TASK TO COMPLETE. In your copy, repeat each record exactly and include no pictures.

Saved data entries
▼

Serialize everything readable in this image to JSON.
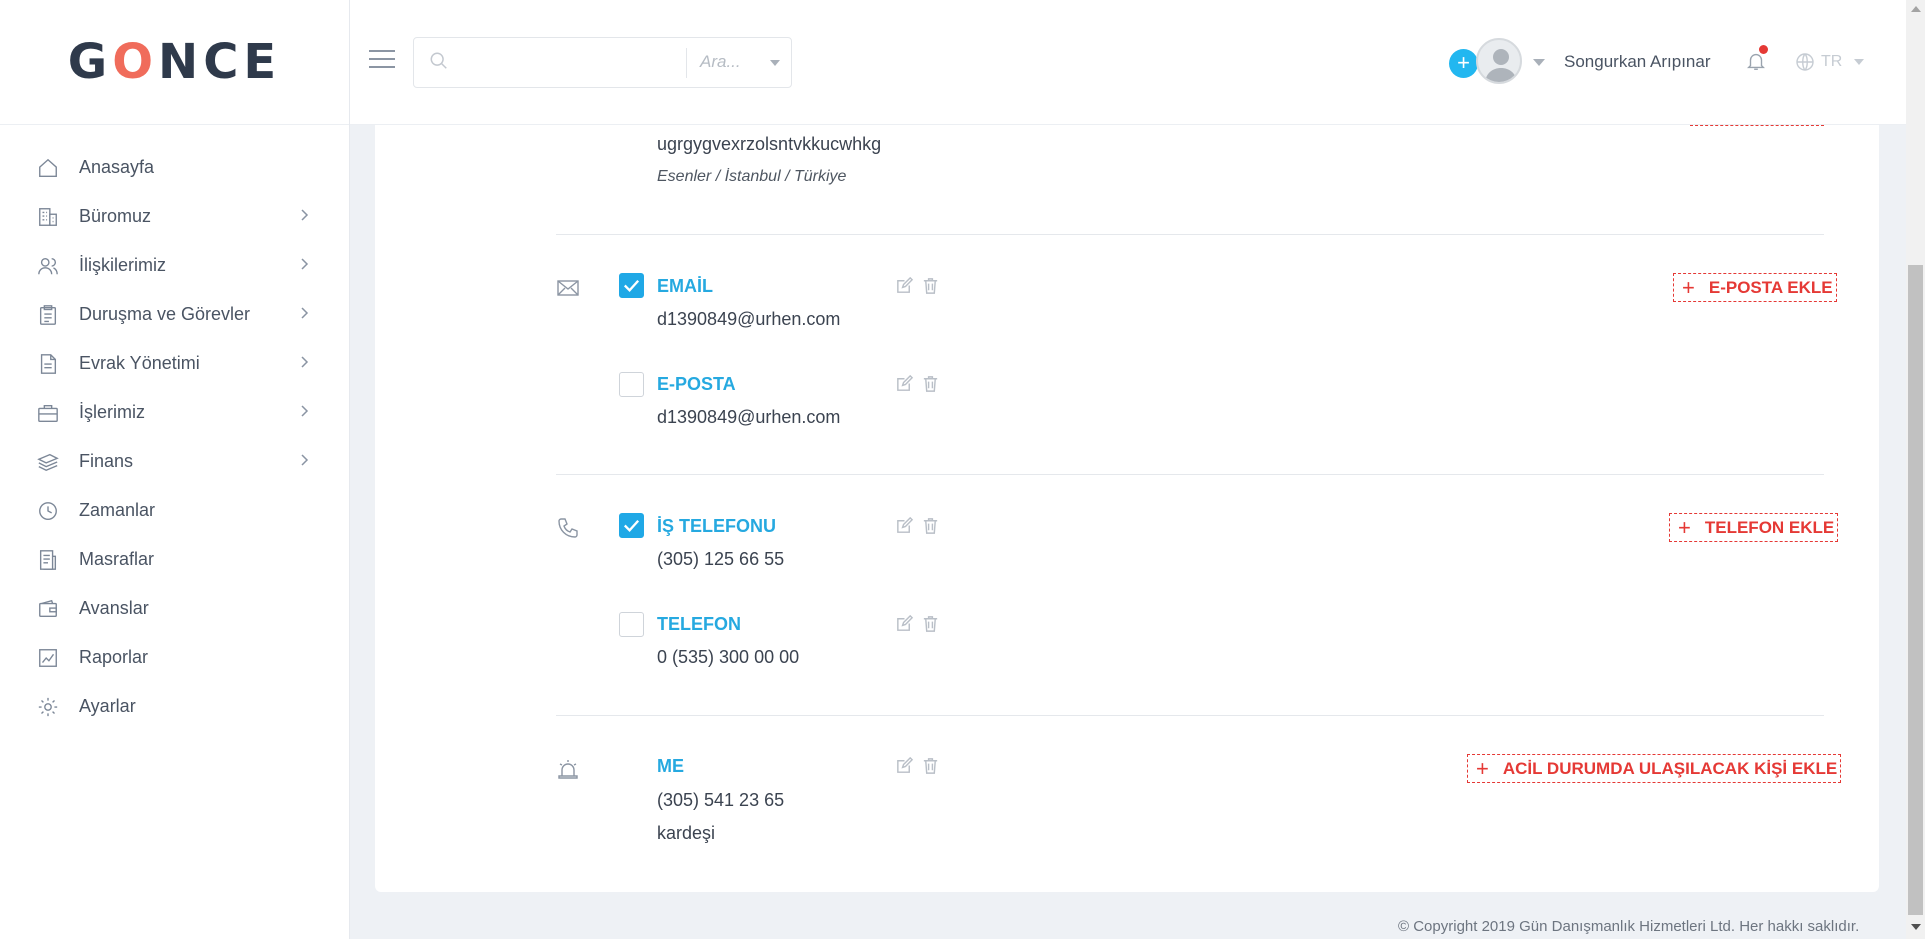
{
  "brand": {
    "logo_prefix": "G",
    "logo_o": "O",
    "logo_suffix": "NCE"
  },
  "sidebar": {
    "items": [
      {
        "label": "Anasayfa",
        "icon": "home-icon",
        "has_children": false
      },
      {
        "label": "Büromuz",
        "icon": "building-icon",
        "has_children": true
      },
      {
        "label": "İlişkilerimiz",
        "icon": "users-icon",
        "has_children": true
      },
      {
        "label": "Duruşma ve Görevler",
        "icon": "clipboard-icon",
        "has_children": true
      },
      {
        "label": "Evrak Yönetimi",
        "icon": "document-icon",
        "has_children": true
      },
      {
        "label": "İşlerimiz",
        "icon": "briefcase-icon",
        "has_children": true
      },
      {
        "label": "Finans",
        "icon": "money-icon",
        "has_children": true
      },
      {
        "label": "Zamanlar",
        "icon": "clock-icon",
        "has_children": false
      },
      {
        "label": "Masraflar",
        "icon": "receipt-icon",
        "has_children": false
      },
      {
        "label": "Avanslar",
        "icon": "wallet-icon",
        "has_children": false
      },
      {
        "label": "Raporlar",
        "icon": "chart-icon",
        "has_children": false
      },
      {
        "label": "Ayarlar",
        "icon": "gear-icon",
        "has_children": false
      }
    ]
  },
  "header": {
    "search": {
      "value": "",
      "placeholder": "",
      "filter_label": "Ara..."
    },
    "add_label": "+",
    "user_name": "Songurkan Arıpınar",
    "language": "TR"
  },
  "address": {
    "line": "ugrgygvexrzolsntvkkucwhkg",
    "place": "Esenler / İstanbul / Türkiye"
  },
  "emails": {
    "add_label": "E-POSTA EKLE",
    "entries": [
      {
        "title": "EMAİL",
        "value": "d1390849@urhen.com",
        "primary": true
      },
      {
        "title": "E-POSTA",
        "value": "d1390849@urhen.com",
        "primary": false
      }
    ]
  },
  "phones": {
    "add_label": "TELEFON EKLE",
    "entries": [
      {
        "title": "İŞ TELEFONU",
        "value": "(305) 125 66 55",
        "primary": true
      },
      {
        "title": "TELEFON",
        "value": "0 (535) 300 00 00",
        "primary": false
      }
    ]
  },
  "emergency": {
    "add_label": "ACİL DURUMDA ULAŞILACAK KİŞİ EKLE",
    "entries": [
      {
        "title": "ME",
        "phone": "(305) 541 23 65",
        "relation": "kardeşi"
      }
    ]
  },
  "footer": {
    "copyright": "© Copyright 2019 Gün Danışmanlık Hizmetleri Ltd. Her hakkı saklıdır."
  },
  "colors": {
    "accent": "#26a9e0",
    "danger": "#e53935",
    "logo_o": "#f06c5b",
    "logo_text": "#2f3a4b"
  }
}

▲

ANSWER SPACE.
Serialize everything readable in this image to JSON.
{
  "brand": {
    "logo_prefix": "G",
    "logo_o": "O",
    "logo_suffix": "NCE"
  },
  "sidebar": {
    "items": [
      {
        "label": "Anasayfa",
        "icon": "home-icon",
        "has_children": false
      },
      {
        "label": "Büromuz",
        "icon": "building-icon",
        "has_children": true
      },
      {
        "label": "İlişkilerimiz",
        "icon": "users-icon",
        "has_children": true
      },
      {
        "label": "Duruşma ve Görevler",
        "icon": "clipboard-icon",
        "has_children": true
      },
      {
        "label": "Evrak Yönetimi",
        "icon": "document-icon",
        "has_children": true
      },
      {
        "label": "İşlerimiz",
        "icon": "briefcase-icon",
        "has_children": true
      },
      {
        "label": "Finans",
        "icon": "money-icon",
        "has_children": true
      },
      {
        "label": "Zamanlar",
        "icon": "clock-icon",
        "has_children": false
      },
      {
        "label": "Masraflar",
        "icon": "receipt-icon",
        "has_children": false
      },
      {
        "label": "Avanslar",
        "icon": "wallet-icon",
        "has_children": false
      },
      {
        "label": "Raporlar",
        "icon": "chart-icon",
        "has_children": false
      },
      {
        "label": "Ayarlar",
        "icon": "gear-icon",
        "has_children": false
      }
    ]
  },
  "header": {
    "search": {
      "value": "",
      "placeholder": "",
      "filter_label": "Ara..."
    },
    "add_label": "+",
    "user_name": "Songurkan Arıpınar",
    "language": "TR"
  },
  "address": {
    "line": "ugrgygvexrzolsntvkkucwhkg",
    "place": "Esenler / İstanbul / Türkiye"
  },
  "emails": {
    "add_label": "E-POSTA EKLE",
    "entries": [
      {
        "title": "EMAİL",
        "value": "d1390849@urhen.com",
        "primary": true
      },
      {
        "title": "E-POSTA",
        "value": "d1390849@urhen.com",
        "primary": false
      }
    ]
  },
  "phones": {
    "add_label": "TELEFON EKLE",
    "entries": [
      {
        "title": "İŞ TELEFONU",
        "value": "(305) 125 66 55",
        "primary": true
      },
      {
        "title": "TELEFON",
        "value": "0 (535) 300 00 00",
        "primary": false
      }
    ]
  },
  "emergency": {
    "add_label": "ACİL DURUMDA ULAŞILACAK KİŞİ EKLE",
    "entries": [
      {
        "title": "ME",
        "phone": "(305) 541 23 65",
        "relation": "kardeşi"
      }
    ]
  },
  "footer": {
    "copyright": "© Copyright 2019 Gün Danışmanlık Hizmetleri Ltd. Her hakkı saklıdır."
  },
  "colors": {
    "accent": "#26a9e0",
    "danger": "#e53935",
    "logo_o": "#f06c5b",
    "logo_text": "#2f3a4b"
  }
}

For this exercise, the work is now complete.